Solar radiation and surface temperature

E. Linacre


The annual cycle of surface temperature lags that of incoming solar radiation by one or two months. Therefore the curve of solar radiation against temperature is a loop (hysteresis), as shown in Fig 1 for monthly mean values in Berlin. An idealised hysteresis is shown as a prism with equally spaced tickmarks. In making these marks, it was assumed that the highest temperature and most radiation occurred in July (in the northern hemisphere). However some places have August (or February) as the warmest month, esp places along a coast with prevailing onshore flow.

Fig 1. Annual loops of monthly mean values of incoming solar radiation and air temperature at Berlin. The prism (in bold) is an estimate, approximating the irregular loop formed from measured values. The letters indicate months of the year.


In a monsoonal climate the loop does not look like a prism. Changes of advection and rainfall complicate the assumed dominant effect of radiation on temperature (1). The maximum temperature there typically occurs a month or two before the summer solstice. Also, estimates go awry at latitudes and elevations where ice forms, altering the albedo of the surface, and hence the proportion of the solar radiation available for heating the surface.

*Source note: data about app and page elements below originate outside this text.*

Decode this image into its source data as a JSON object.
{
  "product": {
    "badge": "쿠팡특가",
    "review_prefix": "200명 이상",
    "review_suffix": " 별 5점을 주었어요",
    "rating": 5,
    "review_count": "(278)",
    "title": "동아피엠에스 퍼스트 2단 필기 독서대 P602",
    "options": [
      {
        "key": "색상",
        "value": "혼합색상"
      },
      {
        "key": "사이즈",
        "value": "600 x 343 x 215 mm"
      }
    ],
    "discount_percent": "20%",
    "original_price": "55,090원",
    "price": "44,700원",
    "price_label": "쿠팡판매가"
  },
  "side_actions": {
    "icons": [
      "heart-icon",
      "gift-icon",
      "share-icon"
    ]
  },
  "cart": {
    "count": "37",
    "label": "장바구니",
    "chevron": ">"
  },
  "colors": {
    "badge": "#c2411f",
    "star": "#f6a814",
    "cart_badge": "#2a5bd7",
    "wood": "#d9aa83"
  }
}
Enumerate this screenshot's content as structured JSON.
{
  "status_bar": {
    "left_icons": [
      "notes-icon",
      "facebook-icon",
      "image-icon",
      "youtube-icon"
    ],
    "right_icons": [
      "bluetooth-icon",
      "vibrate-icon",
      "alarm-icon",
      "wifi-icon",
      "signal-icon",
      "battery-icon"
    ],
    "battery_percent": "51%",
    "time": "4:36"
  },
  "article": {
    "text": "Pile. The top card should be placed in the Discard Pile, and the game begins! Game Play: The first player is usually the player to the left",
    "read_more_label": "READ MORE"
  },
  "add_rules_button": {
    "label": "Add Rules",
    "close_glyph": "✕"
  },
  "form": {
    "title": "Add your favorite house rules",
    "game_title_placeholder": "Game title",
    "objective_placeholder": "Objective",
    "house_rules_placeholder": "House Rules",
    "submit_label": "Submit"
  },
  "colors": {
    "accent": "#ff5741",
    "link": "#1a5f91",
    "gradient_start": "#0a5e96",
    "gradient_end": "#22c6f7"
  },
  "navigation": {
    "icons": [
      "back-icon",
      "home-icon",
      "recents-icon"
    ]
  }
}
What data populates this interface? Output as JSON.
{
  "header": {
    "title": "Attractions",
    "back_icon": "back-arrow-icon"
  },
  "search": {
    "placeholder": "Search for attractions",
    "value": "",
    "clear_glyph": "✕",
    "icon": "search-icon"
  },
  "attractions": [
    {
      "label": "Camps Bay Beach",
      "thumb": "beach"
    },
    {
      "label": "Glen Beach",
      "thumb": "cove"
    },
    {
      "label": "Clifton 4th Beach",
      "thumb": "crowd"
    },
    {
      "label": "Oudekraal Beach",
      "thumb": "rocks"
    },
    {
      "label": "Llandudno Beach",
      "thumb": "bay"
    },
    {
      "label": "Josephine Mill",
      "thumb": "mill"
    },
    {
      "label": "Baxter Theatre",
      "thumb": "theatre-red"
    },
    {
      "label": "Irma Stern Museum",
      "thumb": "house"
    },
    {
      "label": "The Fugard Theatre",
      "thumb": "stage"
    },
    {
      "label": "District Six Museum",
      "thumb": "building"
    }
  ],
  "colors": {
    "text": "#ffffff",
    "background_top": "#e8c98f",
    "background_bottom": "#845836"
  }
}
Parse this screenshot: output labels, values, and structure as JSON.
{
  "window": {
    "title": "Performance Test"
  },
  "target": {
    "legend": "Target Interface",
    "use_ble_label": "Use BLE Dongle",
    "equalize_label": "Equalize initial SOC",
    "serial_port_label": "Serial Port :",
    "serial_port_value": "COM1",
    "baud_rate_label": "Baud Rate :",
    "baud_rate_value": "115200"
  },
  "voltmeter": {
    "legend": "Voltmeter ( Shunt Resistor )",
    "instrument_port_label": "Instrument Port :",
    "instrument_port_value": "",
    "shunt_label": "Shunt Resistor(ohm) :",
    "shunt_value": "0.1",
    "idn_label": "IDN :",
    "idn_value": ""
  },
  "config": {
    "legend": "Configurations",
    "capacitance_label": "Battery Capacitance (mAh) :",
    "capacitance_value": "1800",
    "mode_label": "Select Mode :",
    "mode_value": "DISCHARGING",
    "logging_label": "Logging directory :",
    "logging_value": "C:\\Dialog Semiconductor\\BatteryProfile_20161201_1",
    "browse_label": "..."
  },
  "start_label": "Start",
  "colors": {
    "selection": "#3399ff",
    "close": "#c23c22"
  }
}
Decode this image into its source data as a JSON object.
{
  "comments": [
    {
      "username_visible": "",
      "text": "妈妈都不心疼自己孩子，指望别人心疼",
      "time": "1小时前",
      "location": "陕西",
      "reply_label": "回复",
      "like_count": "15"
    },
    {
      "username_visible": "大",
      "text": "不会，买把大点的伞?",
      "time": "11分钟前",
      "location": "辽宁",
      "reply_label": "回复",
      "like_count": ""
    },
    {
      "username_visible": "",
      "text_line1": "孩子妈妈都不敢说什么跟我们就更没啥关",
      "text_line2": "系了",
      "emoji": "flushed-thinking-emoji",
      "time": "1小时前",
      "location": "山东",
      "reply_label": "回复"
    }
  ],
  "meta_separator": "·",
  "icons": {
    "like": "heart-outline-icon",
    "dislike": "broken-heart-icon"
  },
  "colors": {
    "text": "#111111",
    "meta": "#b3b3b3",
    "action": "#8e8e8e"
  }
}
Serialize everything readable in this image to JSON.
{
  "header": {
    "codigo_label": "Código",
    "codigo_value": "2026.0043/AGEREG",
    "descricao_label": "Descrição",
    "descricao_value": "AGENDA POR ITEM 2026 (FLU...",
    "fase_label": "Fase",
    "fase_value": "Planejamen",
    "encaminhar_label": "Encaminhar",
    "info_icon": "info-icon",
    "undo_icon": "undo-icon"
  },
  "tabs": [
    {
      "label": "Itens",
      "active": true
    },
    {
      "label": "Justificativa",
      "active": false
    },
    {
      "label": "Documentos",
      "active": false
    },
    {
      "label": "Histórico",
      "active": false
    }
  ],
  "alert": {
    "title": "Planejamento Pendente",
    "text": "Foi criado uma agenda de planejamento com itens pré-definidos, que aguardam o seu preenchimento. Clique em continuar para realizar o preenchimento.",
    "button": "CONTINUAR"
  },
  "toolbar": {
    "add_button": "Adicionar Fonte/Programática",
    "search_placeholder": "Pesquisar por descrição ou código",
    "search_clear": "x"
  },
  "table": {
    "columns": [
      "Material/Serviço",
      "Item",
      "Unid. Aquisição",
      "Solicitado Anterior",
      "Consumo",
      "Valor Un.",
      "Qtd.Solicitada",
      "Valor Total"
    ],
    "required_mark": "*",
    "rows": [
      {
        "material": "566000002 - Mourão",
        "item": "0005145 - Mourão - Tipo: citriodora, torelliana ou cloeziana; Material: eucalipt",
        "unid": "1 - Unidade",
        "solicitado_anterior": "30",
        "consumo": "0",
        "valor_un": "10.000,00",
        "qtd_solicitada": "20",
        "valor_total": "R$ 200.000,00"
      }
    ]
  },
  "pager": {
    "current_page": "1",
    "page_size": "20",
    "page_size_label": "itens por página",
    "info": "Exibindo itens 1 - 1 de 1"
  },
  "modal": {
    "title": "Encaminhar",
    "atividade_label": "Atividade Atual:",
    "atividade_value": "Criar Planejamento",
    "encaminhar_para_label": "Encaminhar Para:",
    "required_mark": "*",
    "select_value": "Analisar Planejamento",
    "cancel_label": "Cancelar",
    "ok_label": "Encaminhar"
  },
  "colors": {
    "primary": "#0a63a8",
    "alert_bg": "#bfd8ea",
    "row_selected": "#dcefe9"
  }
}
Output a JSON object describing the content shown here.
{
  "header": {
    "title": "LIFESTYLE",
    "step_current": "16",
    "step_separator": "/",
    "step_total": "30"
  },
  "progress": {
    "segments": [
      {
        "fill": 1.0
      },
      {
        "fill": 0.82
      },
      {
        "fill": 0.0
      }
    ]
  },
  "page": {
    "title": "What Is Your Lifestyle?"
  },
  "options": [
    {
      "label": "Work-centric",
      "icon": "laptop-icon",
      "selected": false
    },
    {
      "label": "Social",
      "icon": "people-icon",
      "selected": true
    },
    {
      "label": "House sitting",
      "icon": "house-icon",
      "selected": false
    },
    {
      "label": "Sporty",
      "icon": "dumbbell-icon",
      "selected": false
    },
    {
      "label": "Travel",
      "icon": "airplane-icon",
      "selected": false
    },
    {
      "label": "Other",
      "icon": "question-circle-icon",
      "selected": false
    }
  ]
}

However, for a large fraction of the world the prism is a good approximation. There the marks on the estimated prism provide usefully accurate monthly mean values of both radiation and temperature in places without measurements. Then these values allow estimation of rates of evaporation of water, for instance, as in this paper (2).

The five empirical relationships required to draw the prism connect

  1. annual mean sea-level temperature Ta against latitude L,
  2. temperature Tz against elevation z (km),
  3. annual range of temperature Rt against distance inland d (km),
  4. annual mean solar radiation Qa against latitude, and
  5. annual range of solar monthly mean solar radiation Rq against latitude.

They are as follows -

Ta = 44.9 [cos( L - 6.5)]2 - 17.8



Tz = Ta + 6 z



Rt = 0.13 L d 0.2



Qa = 210 + 1.8 L - 0.06 L2



Rq= 60 + 4 L



These are considered at length elsewhere (3, 4).



(1) Linacre, E.T. 1970. Global-radiation intensity and screen temperature at various places. In S.P. Chatterjee and S.P. Das Gupta (eds) 21st Internat. Geog. Cong. 1968, Delhi, Selected Papers 1, ((National Commisssion Geog. Calcutta) 307-11.

(2) Linacre, E.T. 1993. Data-sparse estimation of lake evaporation using a simplified Penman equation. Agric. and Forestry Meteor. 64, 237-56.

(3) Linacre, E.T. 1969. Empirical relationships involving the global radiation intensity and ambient temperature at various latitudes and altitudes. Archiv. Meteor. Geophys. Bioklim. B12, 1-20.

(4) Linacre, E.T. 1992. Climate Data and Resources (Routledge) 366pp.